We started class Thursday with everyone asking a question they hoped would be answered either today–like Kyle’s, “Where are the sticky traps?”–or through our experiment–like Rachel’s question about possibly removing top predators if indeed spiders are that and the larger effects that will have on the community structure, especially involving secondary predators. One of the large sentiments was that we are all antsy to get out in the field since many of our questions on set up and community structure are hard to answer without actually doing some in-depth observation.
After this discussion, we broke up into our three groups to come up with next steps so that we could be outside setting up as soon as possible.
The lighting group did quite a bit of reading on how to measure lights as well as come up with some possible options for us, including LEDs and sodium burning lights, which cover different parts of the spectrum. John has also contacted the Lighting Center and Erik in order to get some more information. The group also looked into battery power since these lights will be on every night for about 4 weeks and are now deciding on whether we will be using a single battery for multiple apparatuses or one battery per.
The botany group’s main concern is germination time of our possible plants. During their time together, they researched plants that we could either grow quickly or could buy and that have herbivores out this time of year. The group came up with strawberry plants (buy), alfalfa (grow from seed–7 days to germinate), Brassica nigra (seed?), and another Brassica that is more agriculturally used. Marshall is also working on getting tomato plants from his friend. This group confirmed that alfalfa has many herbivores and strawberries attract slugs. While slugs may not be attracted to light, their predators, the ground beetles, have been known to be drawn to it so this could yield some interesting results.

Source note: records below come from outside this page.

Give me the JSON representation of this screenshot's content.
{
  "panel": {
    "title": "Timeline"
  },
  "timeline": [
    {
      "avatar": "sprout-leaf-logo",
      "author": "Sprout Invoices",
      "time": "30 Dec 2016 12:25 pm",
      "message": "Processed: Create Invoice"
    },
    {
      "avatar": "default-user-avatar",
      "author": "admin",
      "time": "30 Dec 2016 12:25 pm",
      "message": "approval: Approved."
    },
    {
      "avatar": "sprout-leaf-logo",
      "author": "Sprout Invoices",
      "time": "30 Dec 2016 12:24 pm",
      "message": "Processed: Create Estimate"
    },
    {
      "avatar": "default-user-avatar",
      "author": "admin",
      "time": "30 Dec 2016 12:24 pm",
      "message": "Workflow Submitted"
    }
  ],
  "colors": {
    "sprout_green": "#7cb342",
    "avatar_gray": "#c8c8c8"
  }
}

Last but not least, the pilot/observation group reported on their outing on Wednesday night and some future goals. That night they caught a few orb weavers close to street lights, as well as a plume moth, and observed a few unidentified plants with chewing damage, likely due to caterpillars–a good sign for us. During their time in class, this group went out and collected the sticky traps that had been put around campus previously. These traps had 42 arthropods close to the lights, 17 mid distance, and 13 arthropods far from the light, which is good news. The group also tried to identify the chewed on plants, but with no success. This group, along with possibly the plant group, intends to get together this weekend and look for more isolated lights closer to the ground and observe what is happening as well as start setting up pilot experiments in the next week. The goal for Sunday is to dig up some mustard plants and plant them under a light or not and observe differences.
All groups hope to make decisions Tuesday, including ordering lights, ordering plants, and getting a firmer grasp on how to do our study.
In the spirit of making sure we stay on track, we set up a tentative schedule with a few hard deadlines
- Week 9: Plant seeds, decide firmly on plants, read relevant papers, come up with an ideal apparatus and lab study set up
- Week 10: Plant and pilot, get materials and start building apparatuses
- Finals Week: ” “
- Spring Break: Soft deadline to start field experiment
- Week 1: Hard deadline to start field experiment
- Week 2: Lab study up and running, collecting data
- Week 3 and 4: Collecting data
- Week 5: Soft deadline for field study to be done
- Week 6:
- Week 7: Hard deadline to be out of the field so we can do stats and write our paper
We closed with deciding what we wanted to do next week:
- 1:40-2:40 Lighting and Plant options presented and decided upon to be ordered with budget in mind.
- 2:40-3:40 Observations and data collection races
- 3:40-4:20 Discussion on time budget and what is actually feasible based on previous exercise
- 4:20-4:30 Discuss what should happen next class